Some experts go against low-carb or do not recommend it at all for various reasons such as saturated fat (since fat becomes your alternative fuel instead of carbs) being bad for the heart. With regards to this belief, there’s no evidence that reducing saturated fat reduces cardiovascular disease incidence. Furthermore, replacing fat with a diet high in carbs may even increase one’s risk of death (*).
Another common belief among non-low-carb experts is that nutritional ketosis impairs one’s energy and exercise performance. Following the keto diet properly, such as ensuring an adequate intake of electrolytes and fat, and allowing for keto-adaptation to take place, will improve the body’s energy needs.
Does your body need carbs to gain energy, synthesize glucose for tissues that rely only on this fuel, meet your micronutrient needs, and preserve muscle mass? No, we don’t need carbs to live and function at our best.
In fact, limiting carbs while consuming adequate amounts of protein and fat has many advantages, from blood sugar control to weight loss maintenance.
But, at the end of the day, what you eat is a personal choice. Despite the available research on low-carb and keto diets, some people still find reducing carbs too restrictive. This is where long-term adherence becomes challenging — but not impossible!
However, if you’re thinking of going keto, it’s important to keep in mind that keto-adaptation (or the body’s ability to utilize fat efficiently as its primary fuel) takes time.
At Perfect Keto, we’ve supported people on their keto diet journey, allowing them to attain life-changing results. Feel free to check out their success stories and get started today.

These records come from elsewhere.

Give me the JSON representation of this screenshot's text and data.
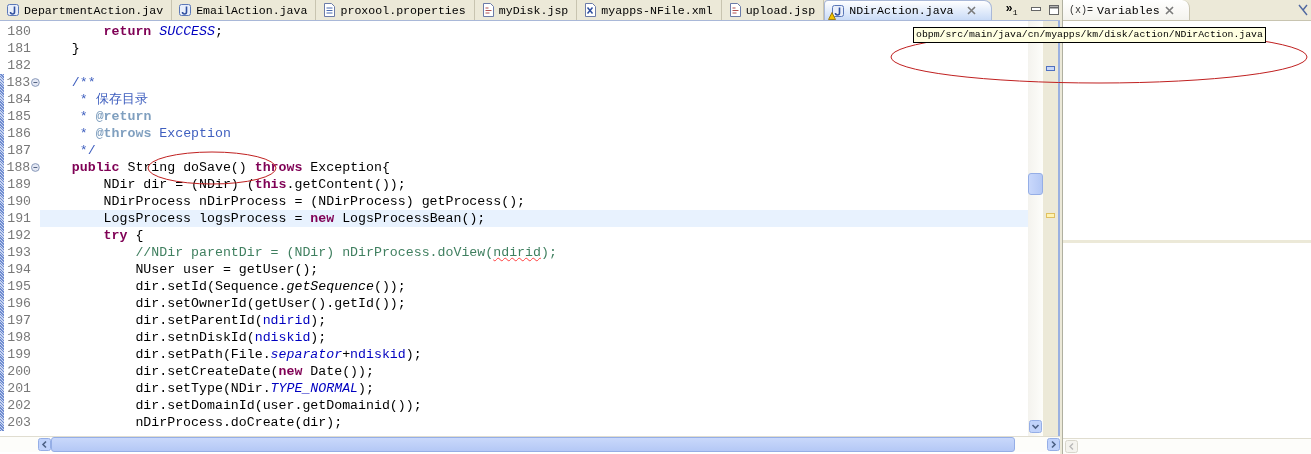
{
  "editor_tabs": [
    {
      "label": "DepartmentAction.jav",
      "kind": "java",
      "selected": false,
      "warning": false
    },
    {
      "label": "EmailAction.java",
      "kind": "java",
      "selected": false,
      "warning": false
    },
    {
      "label": "proxool.properties",
      "kind": "properties",
      "selected": false,
      "warning": false
    },
    {
      "label": "myDisk.jsp",
      "kind": "jsp",
      "selected": false,
      "warning": false
    },
    {
      "label": "myapps-NFile.xml",
      "kind": "xml",
      "selected": false,
      "warning": false
    },
    {
      "label": "upload.jsp",
      "kind": "jsp",
      "selected": false,
      "warning": false
    },
    {
      "label": "NDirAction.java",
      "kind": "java",
      "selected": true,
      "warning": true
    }
  ],
  "tab_overflow": {
    "symbol": "»",
    "count": "1"
  },
  "code_lines": [
    {
      "number": "180",
      "fold": false,
      "current": false,
      "in_range": false,
      "tokens": [
        {
          "kind": "keyword",
          "text": "        return"
        },
        {
          "kind": "constant",
          "text": " SUCCESS"
        },
        {
          "kind": "plain",
          "text": ";"
        }
      ]
    },
    {
      "number": "181",
      "fold": false,
      "current": false,
      "in_range": false,
      "tokens": [
        {
          "kind": "plain",
          "text": "    }"
        }
      ]
    },
    {
      "number": "182",
      "fold": false,
      "current": false,
      "in_range": false
    },
    {
      "number": "183",
      "fold": true,
      "current": false,
      "in_range": true,
      "tokens": [
        {
          "kind": "doc",
          "text": "    /**"
        }
      ]
    },
    {
      "number": "184",
      "fold": false,
      "current": false,
      "in_range": true,
      "tokens": [
        {
          "kind": "doc",
          "text": "     * 保存目录"
        }
      ]
    },
    {
      "number": "185",
      "fold": false,
      "current": false,
      "in_range": true,
      "tokens": [
        {
          "kind": "doc",
          "text": "     *"
        },
        {
          "kind": "doctag",
          "text": " @return"
        }
      ]
    },
    {
      "number": "186",
      "fold": false,
      "current": false,
      "in_range": true,
      "tokens": [
        {
          "kind": "doc",
          "text": "     *"
        },
        {
          "kind": "doctag",
          "text": " @throws"
        },
        {
          "kind": "doc",
          "text": " Exception"
        }
      ]
    },
    {
      "number": "187",
      "fold": false,
      "current": false,
      "in_range": true,
      "tokens": [
        {
          "kind": "doc",
          "text": "     */"
        }
      ]
    },
    {
      "number": "188",
      "fold": true,
      "current": false,
      "in_range": true,
      "tokens": [
        {
          "kind": "keyword",
          "text": "    public"
        },
        {
          "kind": "plain",
          "text": " String doSave()"
        },
        {
          "kind": "keyword",
          "text": " throws"
        },
        {
          "kind": "plain",
          "text": " Exception{"
        }
      ]
    },
    {
      "number": "189",
      "fold": false,
      "current": false,
      "in_range": true,
      "tokens": [
        {
          "kind": "plain",
          "text": "        NDir dir = (NDir) ("
        },
        {
          "kind": "keyword",
          "text": "this"
        },
        {
          "kind": "plain",
          "text": ".getContent());"
        }
      ]
    },
    {
      "number": "190",
      "fold": false,
      "current": false,
      "in_range": true,
      "tokens": [
        {
          "kind": "plain",
          "text": "        NDirProcess nDirProcess = (NDirProcess) getProcess();"
        }
      ]
    },
    {
      "number": "191",
      "fold": false,
      "current": true,
      "in_range": true,
      "tokens": [
        {
          "kind": "plain",
          "text": "        LogsProcess logsProcess ="
        },
        {
          "kind": "keyword",
          "text": " new"
        },
        {
          "kind": "plain",
          "text": " LogsProcessBean();"
        }
      ]
    },
    {
      "number": "192",
      "fold": false,
      "current": false,
      "in_range": true,
      "tokens": [
        {
          "kind": "keyword",
          "text": "        try"
        },
        {
          "kind": "plain",
          "text": " {"
        }
      ]
    },
    {
      "number": "193",
      "fold": false,
      "current": false,
      "in_range": true,
      "tokens": [
        {
          "kind": "comment",
          "text": "            //NDir parentDir = (NDir) nDirProcess.doView("
        },
        {
          "kind": "comment",
          "text": "ndirid",
          "misspelled": true
        },
        {
          "kind": "comment",
          "text": ");"
        }
      ]
    },
    {
      "number": "194",
      "fold": false,
      "current": false,
      "in_range": true,
      "tokens": [
        {
          "kind": "plain",
          "text": "            NUser user = getUser();"
        }
      ]
    },
    {
      "number": "195",
      "fold": false,
      "current": false,
      "in_range": true,
      "tokens": [
        {
          "kind": "plain",
          "text": "            dir.setId(Sequence."
        },
        {
          "kind": "static",
          "text": "getSequence"
        },
        {
          "kind": "plain",
          "text": "());"
        }
      ]
    },
    {
      "number": "196",
      "fold": false,
      "current": false,
      "in_range": true,
      "tokens": [
        {
          "kind": "plain",
          "text": "            dir.setOwnerId(getUser().getId());"
        }
      ]
    },
    {
      "number": "197",
      "fold": false,
      "current": false,
      "in_range": true,
      "tokens": [
        {
          "kind": "plain",
          "text": "            dir.setParentId("
        },
        {
          "kind": "field",
          "text": "ndirid"
        },
        {
          "kind": "plain",
          "text": ");"
        }
      ]
    },
    {
      "number": "198",
      "fold": false,
      "current": false,
      "in_range": true,
      "tokens": [
        {
          "kind": "plain",
          "text": "            dir.setnDiskId("
        },
        {
          "kind": "field",
          "text": "ndiskid"
        },
        {
          "kind": "plain",
          "text": ");"
        }
      ]
    },
    {
      "number": "199",
      "fold": false,
      "current": false,
      "in_range": true,
      "tokens": [
        {
          "kind": "plain",
          "text": "            dir.setPath(File."
        },
        {
          "kind": "constant",
          "text": "separator"
        },
        {
          "kind": "plain",
          "text": "+"
        },
        {
          "kind": "field",
          "text": "ndiskid"
        },
        {
          "kind": "plain",
          "text": ");"
        }
      ]
    },
    {
      "number": "200",
      "fold": false,
      "current": false,
      "in_range": true,
      "tokens": [
        {
          "kind": "plain",
          "text": "            dir.setCreateDate("
        },
        {
          "kind": "keyword",
          "text": "new"
        },
        {
          "kind": "plain",
          "text": " Date());"
        }
      ]
    },
    {
      "number": "201",
      "fold": false,
      "current": false,
      "in_range": true,
      "tokens": [
        {
          "kind": "plain",
          "text": "            dir.setType(NDir."
        },
        {
          "kind": "constant",
          "text": "TYPE_NORMAL"
        },
        {
          "kind": "plain",
          "text": ");"
        }
      ]
    },
    {
      "number": "202",
      "fold": false,
      "current": false,
      "in_range": true,
      "tokens": [
        {
          "kind": "plain",
          "text": "            dir.setDomainId(user.getDomainid());"
        }
      ]
    },
    {
      "number": "203",
      "fold": false,
      "current": false,
      "in_range": true,
      "tokens": [
        {
          "kind": "plain",
          "text": "            nDirProcess.doCreate(dir);"
        }
      ]
    }
  ],
  "tooltip": "obpm/src/main/java/cn/myapps/km/disk/action/NDirAction.java",
  "annotations": {
    "tooltip_circled": true,
    "method_circled": true
  },
  "variables_view": {
    "icon_text": "(x)=",
    "title": "Variables"
  }
}
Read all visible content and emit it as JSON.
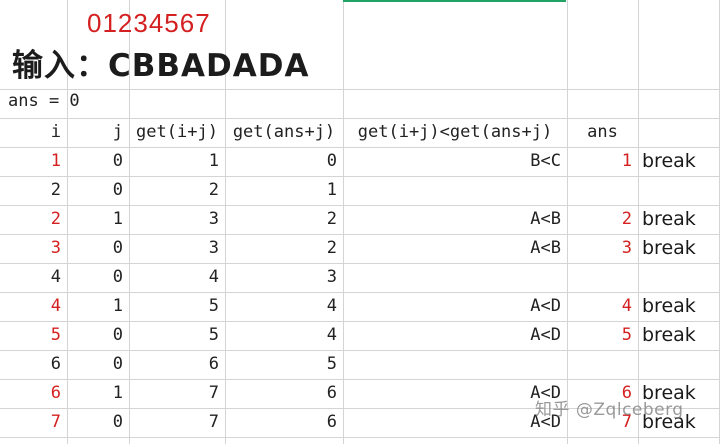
{
  "header": {
    "digits": "01234567",
    "input_label": "输入：CBBADADA"
  },
  "init_text": "ans = 0",
  "columns": [
    "i",
    "j",
    "get(i+j)",
    "get(ans+j)",
    "get(i+j)<get(ans+j)",
    "ans"
  ],
  "rows": [
    {
      "i": "1",
      "j": "0",
      "gij": "1",
      "gaj": "0",
      "cmp": "B<C",
      "ans": "1",
      "act": "break",
      "i_red": true
    },
    {
      "i": "2",
      "j": "0",
      "gij": "2",
      "gaj": "1",
      "cmp": "",
      "ans": "",
      "act": "",
      "i_red": false
    },
    {
      "i": "2",
      "j": "1",
      "gij": "3",
      "gaj": "2",
      "cmp": "A<B",
      "ans": "2",
      "act": "break",
      "i_red": true
    },
    {
      "i": "3",
      "j": "0",
      "gij": "3",
      "gaj": "2",
      "cmp": "A<B",
      "ans": "3",
      "act": "break",
      "i_red": true
    },
    {
      "i": "4",
      "j": "0",
      "gij": "4",
      "gaj": "3",
      "cmp": "",
      "ans": "",
      "act": "",
      "i_red": false
    },
    {
      "i": "4",
      "j": "1",
      "gij": "5",
      "gaj": "4",
      "cmp": "A<D",
      "ans": "4",
      "act": "break",
      "i_red": true
    },
    {
      "i": "5",
      "j": "0",
      "gij": "5",
      "gaj": "4",
      "cmp": "A<D",
      "ans": "5",
      "act": "break",
      "i_red": true
    },
    {
      "i": "6",
      "j": "0",
      "gij": "6",
      "gaj": "5",
      "cmp": "",
      "ans": "",
      "act": "",
      "i_red": false
    },
    {
      "i": "6",
      "j": "1",
      "gij": "7",
      "gaj": "6",
      "cmp": "A<D",
      "ans": "6",
      "act": "break",
      "i_red": true
    },
    {
      "i": "7",
      "j": "0",
      "gij": "7",
      "gaj": "6",
      "cmp": "A<D",
      "ans": "7",
      "act": "break",
      "i_red": true
    }
  ],
  "watermark": "知乎 @Zqlceberg",
  "colors": {
    "accent_red": "#d42020",
    "selection_green": "#21a366",
    "gridline": "#d4d4d4"
  }
}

Harvey C et al. Effects of differing levels of carbohydrate restriction on mood achievement of nutritional ketosis, and symptoms of carbohydrate withdrawal in healthy adults: A randomized clinical trial. 2019 November 23